On Saturday, under the mounting international pressure, Mr. Nour was released on bail.

This case represents another small opening in a series of momentous stirrings sweeping a region that has long seemed stuck under entrenched authoritarian regimes.

Why all the ferment? As the Egyptian case suggests, outside influences – in particular Bush policies pairing Arab reform with global security – are at least part of the explanation for the abrupt rise of democracy activism. But so, in a circuitous way, is Osama Bin Laden himself. So is the ripple effect of elections in Afghanistan, Iraq, the Palestinian territories, and Ukraine.

And so, as experts on the region emphasize, are the many home-grown democracy advocates who have long laid the groundwork for an Arab bloom.

In the long run they can’t hold back the End of History. In the short run we can make it happen faster.


March 1, 2005

Freedom, our most lethal weapon against tyranny.
(Michael Ledeen, 3/01/05, National Review)

We are living in a revolutionary age, that started more than a quarter century ago in Spain after the death of Generalissimo Francisco Franco. At that time, hardly anyone believed it possible to go from dictatorship to democracy without great violence, and most Spaniards feared that the terrible civil war of the 1930s — which ended when Franco seized power and installed a military dictatorship — would begin anew. Instead, thanks to a remarkable generation of political leaders, some savvy priests, and the grossly underrated King Juan Carlos, Spain passed smoothly and gracefully into democracy.

It was the beginning of the Age of the Second Democratic Revolution. Spain inspired Portugal, and the second Iberian dictatorship gave way to democracy. Spain and Portugal inspired all of Latin America, and by the time Ronald Reagan left office there were only two unelected governments south of the Rio Grande: Cuba and Surinam. These successful revolutions inspired the Soviet satellites, and then the Soviet Union itself, and the global democratic revolution reached into Africa and Asia, even threatening the tyrants in Beijing.

The United States played a largely positive role in almost all these revolutions, thanks to a visionary president — Ronald Reagan — and a generation of other revolutionary leaders in the West: Walesa, Havel, Thatcher, John Paul II, Bukovsky, Sharansky, among others.

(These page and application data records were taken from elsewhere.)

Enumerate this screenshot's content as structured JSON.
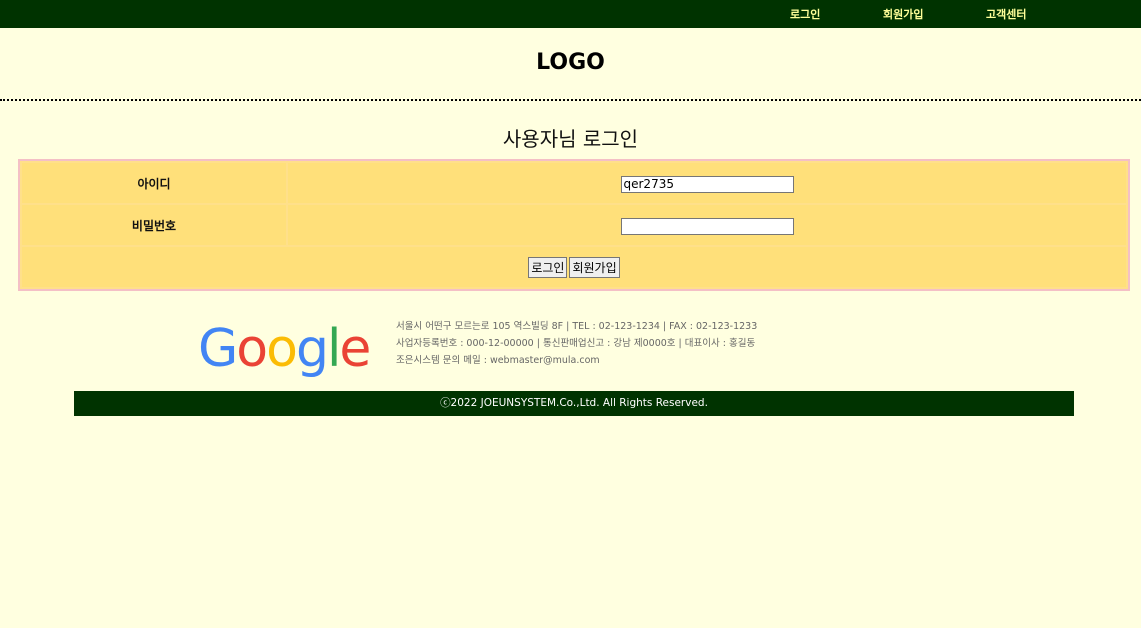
{
  "topnav": {
    "login": "로그인",
    "signup": "회원가입",
    "support": "고객센터"
  },
  "header": {
    "logo": "LOGO"
  },
  "main": {
    "title": "사용자님 로그인",
    "id_label": "아이디",
    "id_value": "qer2735",
    "password_label": "비밀번호",
    "password_value": "",
    "login_button": "로그인",
    "signup_button": "회원가입"
  },
  "footer": {
    "logo_letters": [
      "G",
      "o",
      "o",
      "g",
      "l",
      "e"
    ],
    "address_line": "서울시 어떤구 모르는로 105 역스빌딩 8F | TEL : 02-123-1234 | FAX : 02-123-1233",
    "business_line": "사업자등록번호 : 000-12-00000 | 통신판매업신고 : 강남 제0000호 | 대표이사 : 홍길동",
    "email_line": "조은시스템 문의 메일 : webmaster@mula.com",
    "copyright": "ⓒ2022 JOEUNSYSTEM.Co.,Ltd. All Rights Reserved."
  },
  "colors": {
    "topbar": "#003300",
    "background": "#ffffe0",
    "table_bg": "#ffe07a",
    "table_border": "#f4c0c6",
    "nav_text": "#ffff99"
  }
}
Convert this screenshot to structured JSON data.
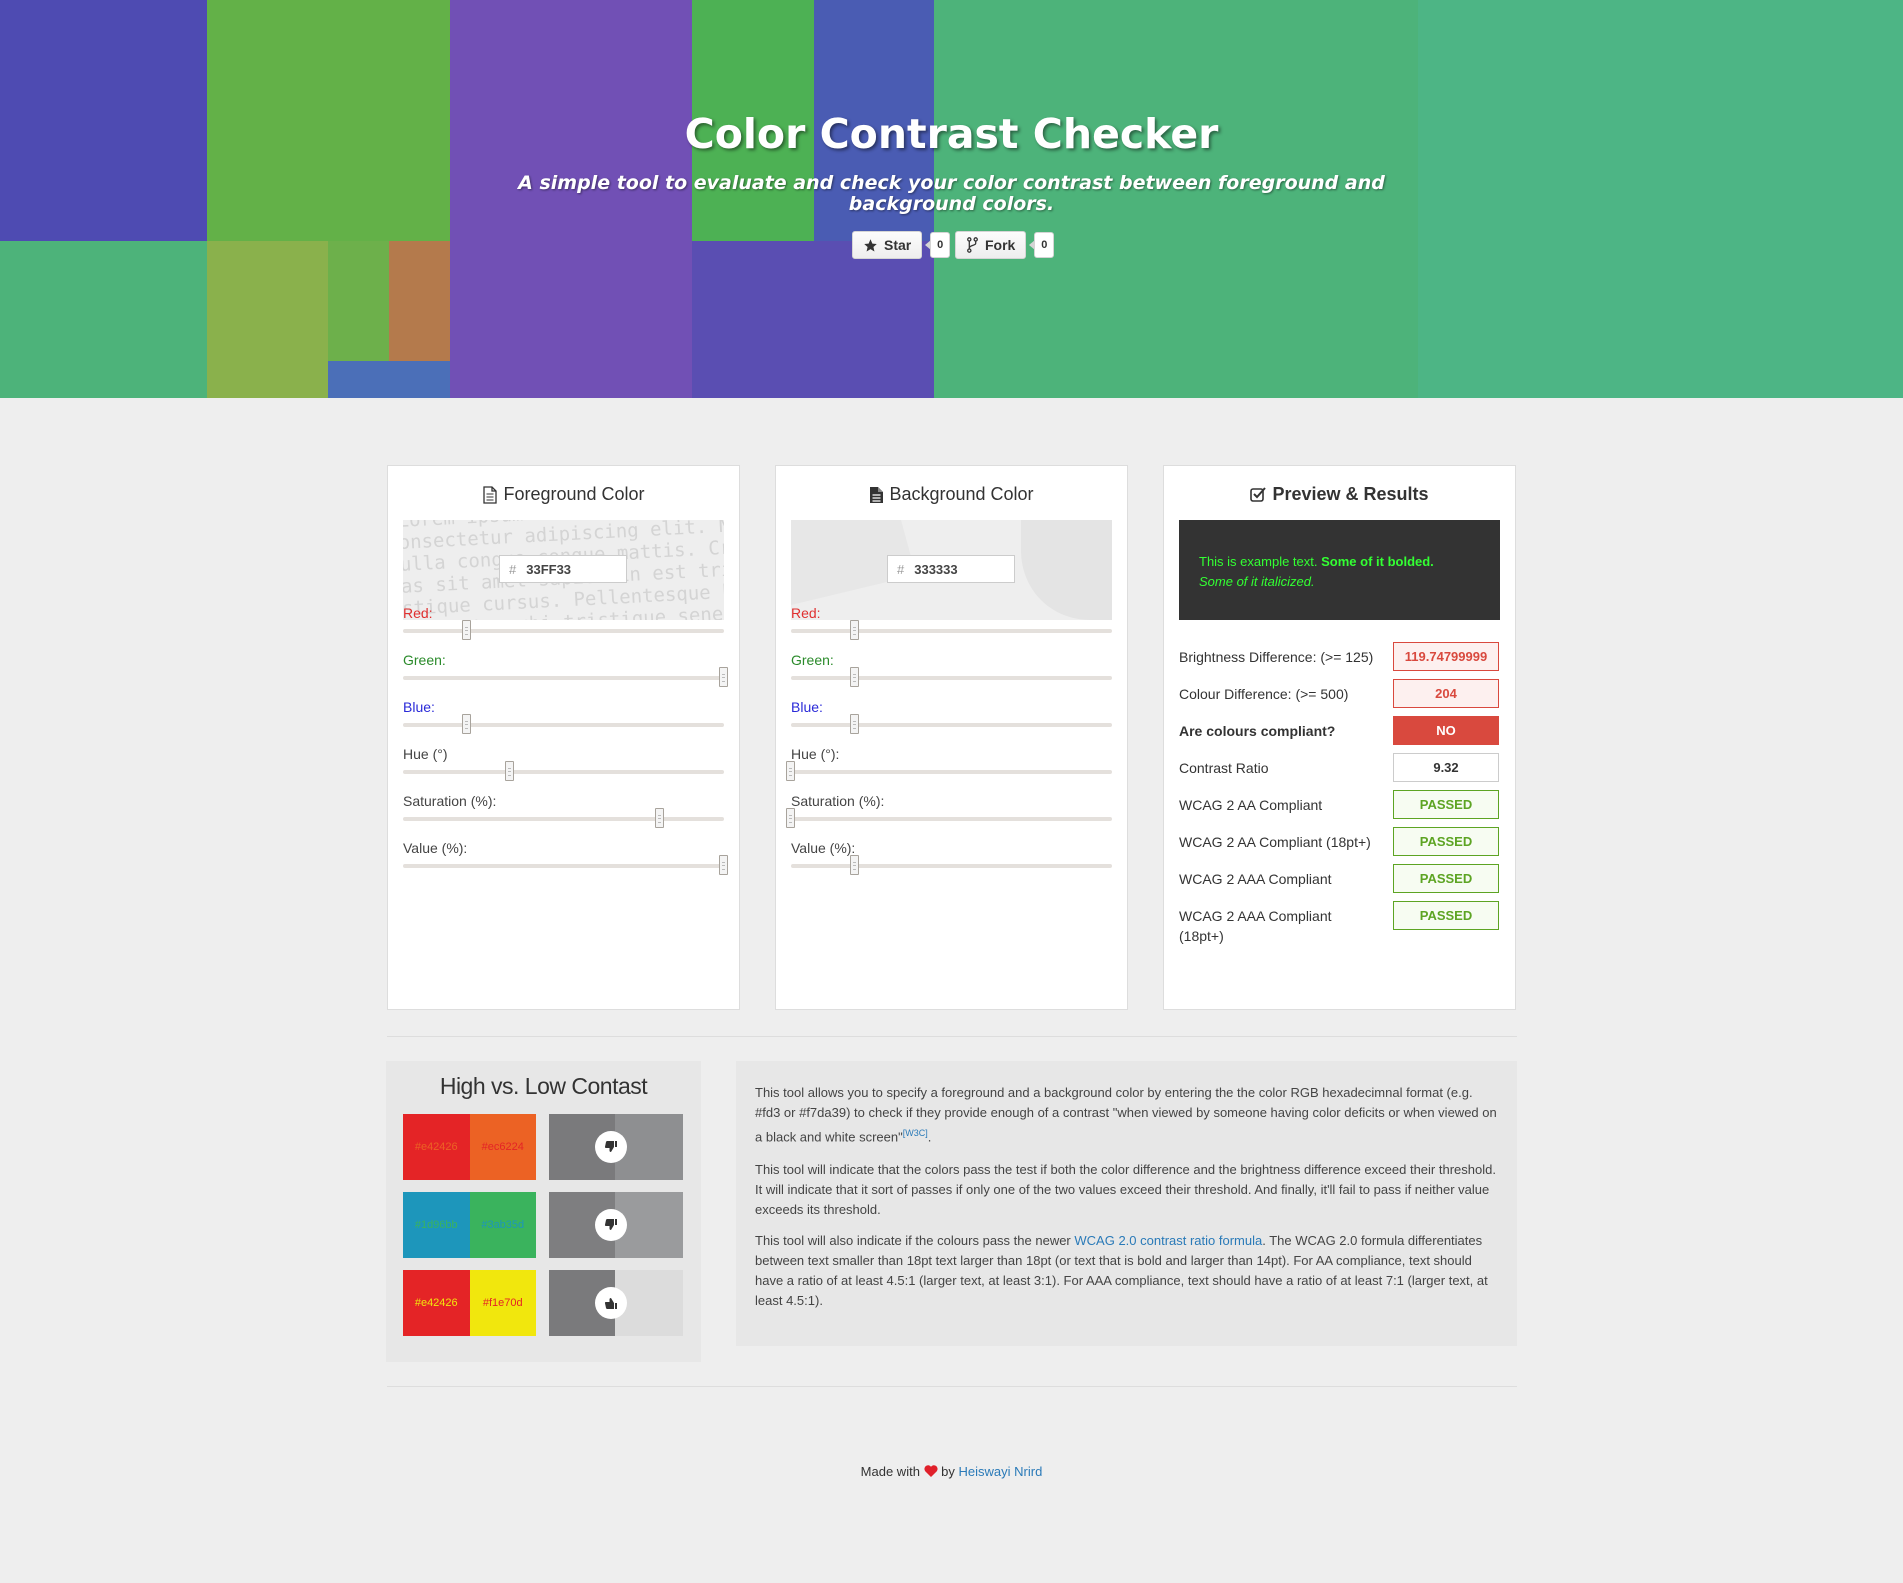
{
  "hero": {
    "title": "Color Contrast Checker",
    "subtitle": "A simple tool to evaluate and check your color contrast between foreground and background colors.",
    "star_label": "Star",
    "star_count": "0",
    "fork_label": "Fork",
    "fork_count": "0"
  },
  "foreground": {
    "title": "Foreground Color",
    "icon": "file-text-outline-icon",
    "hex": "33FF33",
    "sliders": [
      {
        "label": "Red:",
        "value": 51,
        "max": 255,
        "color": "#e03030"
      },
      {
        "label": "Green:",
        "value": 255,
        "max": 255,
        "color": "#2a8a2a"
      },
      {
        "label": "Blue:",
        "value": 51,
        "max": 255,
        "color": "#2a2ad8"
      },
      {
        "label": "Hue (°)",
        "value": 120,
        "max": 360,
        "color": "#444444"
      },
      {
        "label": "Saturation (%):",
        "value": 80,
        "max": 100,
        "color": "#444444"
      },
      {
        "label": "Value (%):",
        "value": 100,
        "max": 100,
        "color": "#444444"
      }
    ]
  },
  "background": {
    "title": "Background Color",
    "icon": "file-text-solid-icon",
    "hex": "333333",
    "sliders": [
      {
        "label": "Red:",
        "value": 51,
        "max": 255,
        "color": "#e03030"
      },
      {
        "label": "Green:",
        "value": 51,
        "max": 255,
        "color": "#2a8a2a"
      },
      {
        "label": "Blue:",
        "value": 51,
        "max": 255,
        "color": "#2a2ad8"
      },
      {
        "label": "Hue (°):",
        "value": 0,
        "max": 360,
        "color": "#444444"
      },
      {
        "label": "Saturation (%):",
        "value": 0,
        "max": 100,
        "color": "#444444"
      },
      {
        "label": "Value (%):",
        "value": 20,
        "max": 100,
        "color": "#444444"
      }
    ]
  },
  "preview": {
    "title": "Preview & Results",
    "icon": "check-square-icon",
    "sample_text": "This is example text.",
    "sample_bold": "Some of it bolded.",
    "sample_italic": "Some of it italicized.",
    "results": [
      {
        "label": "Brightness Difference: (>= 125)",
        "value": "119.74799999",
        "status": "fail"
      },
      {
        "label": "Colour Difference: (>= 500)",
        "value": "204",
        "status": "fail"
      },
      {
        "label": "Are colours compliant?",
        "value": "NO",
        "status": "no"
      },
      {
        "label": "Contrast Ratio",
        "value": "9.32",
        "status": "neutral"
      },
      {
        "label": "WCAG 2 AA Compliant",
        "value": "PASSED",
        "status": "pass"
      },
      {
        "label": "WCAG 2 AA Compliant (18pt+)",
        "value": "PASSED",
        "status": "pass"
      },
      {
        "label": "WCAG 2 AAA Compliant",
        "value": "PASSED",
        "status": "pass"
      },
      {
        "label": "WCAG 2 AAA Compliant (18pt+)",
        "value": "PASSED",
        "status": "pass"
      }
    ]
  },
  "hilo": {
    "title": "High vs. Low Contast",
    "pairs": [
      {
        "a": "#e42426",
        "b": "#ec6224",
        "gray_left": "#7a7a7c",
        "gray_right": "#8e8f91",
        "icon": "thumbs-down-icon"
      },
      {
        "a": "#1d96bb",
        "b": "#3ab35d",
        "gray_left": "#7e7e80",
        "gray_right": "#9a9b9d",
        "icon": "thumbs-down-icon"
      },
      {
        "a": "#e42426",
        "b": "#f1e70d",
        "gray_left": "#7a7a7c",
        "gray_right": "#dcdcdc",
        "icon": "thumbs-up-icon"
      }
    ]
  },
  "info": {
    "p1_text": "This tool allows you to specify a foreground and a background color by entering the the color RGB hexadecimnal format (e.g. #fd3 or #f7da39) to check if they provide enough of a contrast \"when viewed by someone having color deficits or when viewed on a black and white screen\"",
    "p1_link": "[W3C]",
    "p1_end": ".",
    "p2": "This tool will indicate that the colors pass the test if both the color difference and the brightness difference exceed their threshold. It will indicate that it sort of passes if only one of the two values exceed their threshold. And finally, it'll fail to pass if neither value exceeds its threshold.",
    "p3_start": "This tool will also indicate if the colours pass the newer ",
    "p3_link": "WCAG 2.0 contrast ratio formula",
    "p3_end": ". The WCAG 2.0 formula differentiates between text smaller than 18pt text larger than 18pt (or text that is bold and larger than 14pt). For AA compliance, text should have a ratio of at least 4.5:1 (larger text, at least 3:1). For AAA compliance, text should have a ratio of at least 7:1 (larger text, at least 4.5:1)."
  },
  "footer": {
    "made_with": "Made with",
    "by": "by",
    "author": "Heiswayi Nrird"
  },
  "colors": {
    "fg": "#33FF33",
    "bg": "#333333",
    "fail": "#d9493e",
    "pass": "#5da423",
    "heart": "#e0202a"
  },
  "lorem": "Lorem ipsum dolor sit amet, consectetur adipiscing elit. Nulla congue congue mattis. Cras sit amet sapien in est tristique cursus. Pellentesque habitant morbi tristique senectus et netus. In nec nisl leifend. Donec euismod ligula ac quam. Nec sed leo."
}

There was then a pause for a dozen years, first during the presidency of Bush the Elder, who surrounded himself with short-sighted self-proclaimed “realists” and boasted of his lack of “the vision thing,” and then the reactionary Clinton years, featuring a female secretary of state who danced with dictators. Having led a global democratic revolution, and won the Cold War, the United States walked away from that revolution. We were shocked into resuming our unfinished mission by the Islamofascists, eight months into George W. Bush’s first term, and we have been pursuing that mission ever since.